>>>

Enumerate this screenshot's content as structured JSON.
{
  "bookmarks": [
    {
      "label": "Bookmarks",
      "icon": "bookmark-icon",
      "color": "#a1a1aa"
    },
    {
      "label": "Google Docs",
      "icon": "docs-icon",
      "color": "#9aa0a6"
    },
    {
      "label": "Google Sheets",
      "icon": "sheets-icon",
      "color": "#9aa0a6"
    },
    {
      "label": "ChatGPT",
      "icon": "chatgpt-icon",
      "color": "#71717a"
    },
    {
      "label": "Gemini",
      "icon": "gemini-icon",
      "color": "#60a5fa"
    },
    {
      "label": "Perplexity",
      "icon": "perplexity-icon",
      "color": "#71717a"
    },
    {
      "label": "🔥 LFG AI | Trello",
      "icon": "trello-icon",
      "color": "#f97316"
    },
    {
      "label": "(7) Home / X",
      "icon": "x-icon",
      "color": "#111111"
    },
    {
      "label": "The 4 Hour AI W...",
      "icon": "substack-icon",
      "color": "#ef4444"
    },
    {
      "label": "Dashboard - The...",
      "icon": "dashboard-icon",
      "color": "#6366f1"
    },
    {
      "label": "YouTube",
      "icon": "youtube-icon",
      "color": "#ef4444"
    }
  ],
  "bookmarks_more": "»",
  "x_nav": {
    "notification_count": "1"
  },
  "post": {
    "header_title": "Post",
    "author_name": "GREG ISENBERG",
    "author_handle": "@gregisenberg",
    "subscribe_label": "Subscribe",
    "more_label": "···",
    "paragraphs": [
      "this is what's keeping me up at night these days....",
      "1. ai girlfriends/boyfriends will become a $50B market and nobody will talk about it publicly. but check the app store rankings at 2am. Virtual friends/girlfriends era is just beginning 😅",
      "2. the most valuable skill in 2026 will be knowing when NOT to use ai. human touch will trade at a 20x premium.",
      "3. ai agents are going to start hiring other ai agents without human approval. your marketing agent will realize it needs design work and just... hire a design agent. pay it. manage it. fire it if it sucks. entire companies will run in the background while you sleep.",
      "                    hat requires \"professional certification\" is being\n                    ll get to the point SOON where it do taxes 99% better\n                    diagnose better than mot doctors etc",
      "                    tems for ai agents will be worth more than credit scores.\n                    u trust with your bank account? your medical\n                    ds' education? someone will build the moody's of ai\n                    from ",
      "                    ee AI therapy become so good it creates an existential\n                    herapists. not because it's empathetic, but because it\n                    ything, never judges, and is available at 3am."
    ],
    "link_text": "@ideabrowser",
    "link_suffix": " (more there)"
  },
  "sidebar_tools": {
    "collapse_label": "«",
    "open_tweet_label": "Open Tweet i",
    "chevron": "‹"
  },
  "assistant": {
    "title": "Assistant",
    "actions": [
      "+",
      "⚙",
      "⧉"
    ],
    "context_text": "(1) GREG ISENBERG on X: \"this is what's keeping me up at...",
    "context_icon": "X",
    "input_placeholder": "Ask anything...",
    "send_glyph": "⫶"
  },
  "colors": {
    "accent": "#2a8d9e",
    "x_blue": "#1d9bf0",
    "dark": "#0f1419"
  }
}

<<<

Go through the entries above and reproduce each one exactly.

Enumerate this screenshot's content as structured JSON.
{
  "bookmarks": [
    {
      "label": "Bookmarks",
      "icon": "bookmark-icon",
      "color": "#a1a1aa"
    },
    {
      "label": "Google Docs",
      "icon": "docs-icon",
      "color": "#9aa0a6"
    },
    {
      "label": "Google Sheets",
      "icon": "sheets-icon",
      "color": "#9aa0a6"
    },
    {
      "label": "ChatGPT",
      "icon": "chatgpt-icon",
      "color": "#71717a"
    },
    {
      "label": "Gemini",
      "icon": "gemini-icon",
      "color": "#60a5fa"
    },
    {
      "label": "Perplexity",
      "icon": "perplexity-icon",
      "color": "#71717a"
    },
    {
      "label": "🔥 LFG AI | Trello",
      "icon": "trello-icon",
      "color": "#f97316"
    },
    {
      "label": "(7) Home / X",
      "icon": "x-icon",
      "color": "#111111"
    },
    {
      "label": "The 4 Hour AI W...",
      "icon": "substack-icon",
      "color": "#ef4444"
    },
    {
      "label": "Dashboard - The...",
      "icon": "dashboard-icon",
      "color": "#6366f1"
    },
    {
      "label": "YouTube",
      "icon": "youtube-icon",
      "color": "#ef4444"
    }
  ],
  "bookmarks_more": "»",
  "x_nav": {
    "notification_count": "1"
  },
  "post": {
    "header_title": "Post",
    "author_name": "GREG ISENBERG",
    "author_handle": "@gregisenberg",
    "subscribe_label": "Subscribe",
    "more_label": "···",
    "paragraphs": [
      "this is what's keeping me up at night these days....",
      "1. ai girlfriends/boyfriends will become a $50B market and nobody will talk about it publicly. but check the app store rankings at 2am. Virtual friends/girlfriends era is just beginning 😅",
      "2. the most valuable skill in 2026 will be knowing when NOT to use ai. human touch will trade at a 20x premium.",
      "3. ai agents are going to start hiring other ai agents without human approval. your marketing agent will realize it needs design work and just... hire a design agent. pay it. manage it. fire it if it sucks. entire companies will run in the background while you sleep.",
      "                    hat requires \"professional certification\" is being\n                    ll get to the point SOON where it do taxes 99% better\n                    diagnose better than mot doctors etc",
      "                    tems for ai agents will be worth more than credit scores.\n                    u trust with your bank account? your medical\n                    ds' education? someone will build the moody's of ai\n                    from ",
      "                    ee AI therapy become so good it creates an existential\n                    herapists. not because it's empathetic, but because it\n                    ything, never judges, and is available at 3am."
    ],
    "link_text": "@ideabrowser",
    "link_suffix": " (more there)"
  },
  "sidebar_tools": {
    "collapse_label": "«",
    "open_tweet_label": "Open Tweet i",
    "chevron": "‹"
  },
  "assistant": {
    "title": "Assistant",
    "actions": [
      "+",
      "⚙",
      "⧉"
    ],
    "context_text": "(1) GREG ISENBERG on X: \"this is what's keeping me up at...",
    "context_icon": "X",
    "input_placeholder": "Ask anything...",
    "send_glyph": "⫶"
  },
  "colors": {
    "accent": "#2a8d9e",
    "x_blue": "#1d9bf0",
    "dark": "#0f1419"
  }
}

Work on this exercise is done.